Every Chinese family has their version of the classic soya sauce chicken, but when I saw a photo of Alfred Lam’s rendition, I immediately wanted his recipe.

Look at that glistening honey-brown skin! I bet that got you drooling.

Now, scroll down and check out this cross-section of the meat.

Look how moist and juicy the chicken meat is … drool!

Holy smokes! You can tell even without tasting it, just how juicy and moist the chicken is. This is because of a very special technique.

“Soaking in the sauce with the stove turned off ensures the chicken is juicy and tender and gives the sauce a chance to penetrate the meat.”

Alfred adds, “This soya sauce chicken is more on the sweet side then the salty side. I got the recipe from my dad, who got it from his friend. According to my mom, I make a better chicken than he does!”

Alfred is a long time friend of mine. We used to be neighbours in Kota Damansara. On the few occasions that he cooked, the smell would sometimes waft out from kitchen into the corridor when I walked past his unit. To cut a long story short, that’s how we became friends lah. Alfred can probably name more banana leaf rice and Chinese tai chow restaurants than I can, but surprise, surprise, he’s not Malaysian.

Alfred is actually born in Hong Kong and Canadian by citizenship, but after spending so many years here, he has grown to love Malaysian food and people so much that he calls himself a Malaysianized Canadian. “My first meal arriving in Malaysia would be banana leaf rice or nasi lemak!” Very Malaysian indeed!

Having worked in numerous countries, Alfred has become quite the versatile cook. Not surprisingly, some of his lar sou (signature dishes) carry Hong Kong influences, such as borscht – a tangy traditional soup made with vegetables – and all kinds of fried rice and noodles typically found in Hong Kong style cafes a la Kim Gary.

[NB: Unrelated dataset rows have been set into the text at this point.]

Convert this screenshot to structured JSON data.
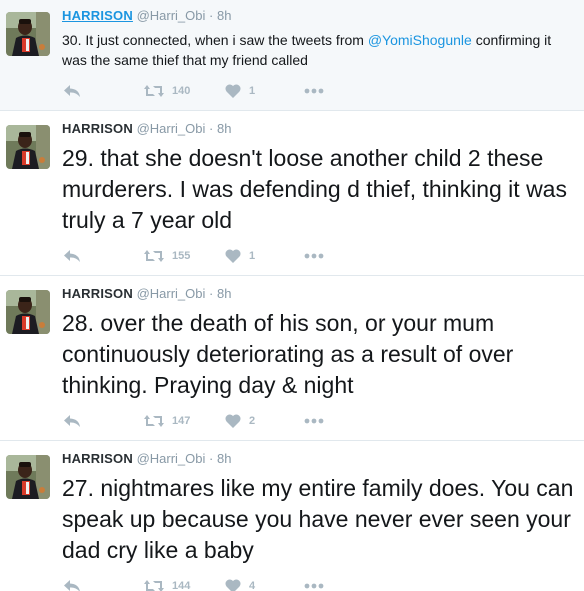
{
  "tweets": [
    {
      "name": "HARRISON",
      "handle": "@Harri_Obi",
      "separator": "·",
      "time": "8h",
      "text_before": "30. It just connected, when i saw the tweets from ",
      "mention": "@YomiShogunle",
      "text_after": " confirming it was the same thief that my friend called",
      "retweets": "140",
      "likes": "1"
    },
    {
      "name": "HARRISON",
      "handle": "@Harri_Obi",
      "separator": "·",
      "time": "8h",
      "text": "29. that she doesn't loose another child 2 these murderers. I was defending d thief, thinking it was truly a 7 year old",
      "retweets": "155",
      "likes": "1"
    },
    {
      "name": "HARRISON",
      "handle": "@Harri_Obi",
      "separator": "·",
      "time": "8h",
      "text": "28. over the death of his son, or your mum continuously deteriorating as a result of over thinking. Praying day & night",
      "retweets": "147",
      "likes": "2"
    },
    {
      "name": "HARRISON",
      "handle": "@Harri_Obi",
      "separator": "·",
      "time": "8h",
      "text": "27. nightmares like my entire family does. You can speak up because you have never ever seen your dad cry like a baby",
      "retweets": "144",
      "likes": "4"
    }
  ],
  "icons": {
    "reply": "reply-icon",
    "retweet": "retweet-icon",
    "like": "heart-icon",
    "more": "more-dots-icon"
  },
  "colors": {
    "link_blue": "#1b95e0",
    "icon_gray": "#aab8c2",
    "meta_gray": "#8899a6",
    "highlight_bg": "#f5f8fa",
    "divider": "#e1e8ed"
  }
}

Now that he has returned home to Canada, these days he tends to recreate food that he misses, improvising when he has to. During lockdown, he even tackled curry noodles and nasi lemak with rendang!

I have to ask: what’s one dish in Canada that we should try if we were to ever visit?

“Poutine! It is fresh French fries topped with cheese curds and brown gravy. The heat from the fries and the gravy melts the cheese and the whole dish is divine.”

Soya Sauce Chicken

Alexandra Wong
This classic Chinese soya sauce chicken has deep savoury-sweet notes and moist tender meat thanks to a special technique that preserves its juiciness
5 from 1 vote
Servings 6


  • Deep pot


Base sauce

  • 1 bottle light soya sauce
  • 1 bottle dark soya sauce
  • 1 box rock sugar


  • 1 chicken (precut or whole is fine)
  • 1 tbsp dark soya sauce
  • 1 tbsp light soya sauce
  • 1 tsp sesame oil
  • 1 tbsp Chinese cooking wine (optional)
  • 1 tbsp cornflour
  • 1 tbsp sugar


  • Boil base sauce ingredients in a pot over low to medium flame until sugar dissolves. Adjust to taste.
  • Marinate chicken in dark soya, light soya, sesame oil, Chinese cooking wine, cornstarch & sugar for one hour. (See Recipe notes 1)
  • Transfer marinated chicken into base sauce in the pot. Make sure you pour the marinade into the sauce as well. Bring to the boil. (See Recipe notes 2)
    Cover and turn off stove. Let pot sit covered for an hour to allow the chicken to cook through.
  • Boil the leftover sauce and let cool. Bottle and freeze for next time.


  1. The marinade ingredients should be able to lightly cover the whole chicken.
  2. The sauce is on the sweet side, so at this point, you should taste for seasoning and add a pinch of salt if you like. 
  3. The recipe produces enough sauce to cover a whole chicken. You can adjust accordingly. Also, the sauce can be reused, and usually tastes better with age!

For more delicious Asian-style chicken dishes, try my braised turmeric chicken.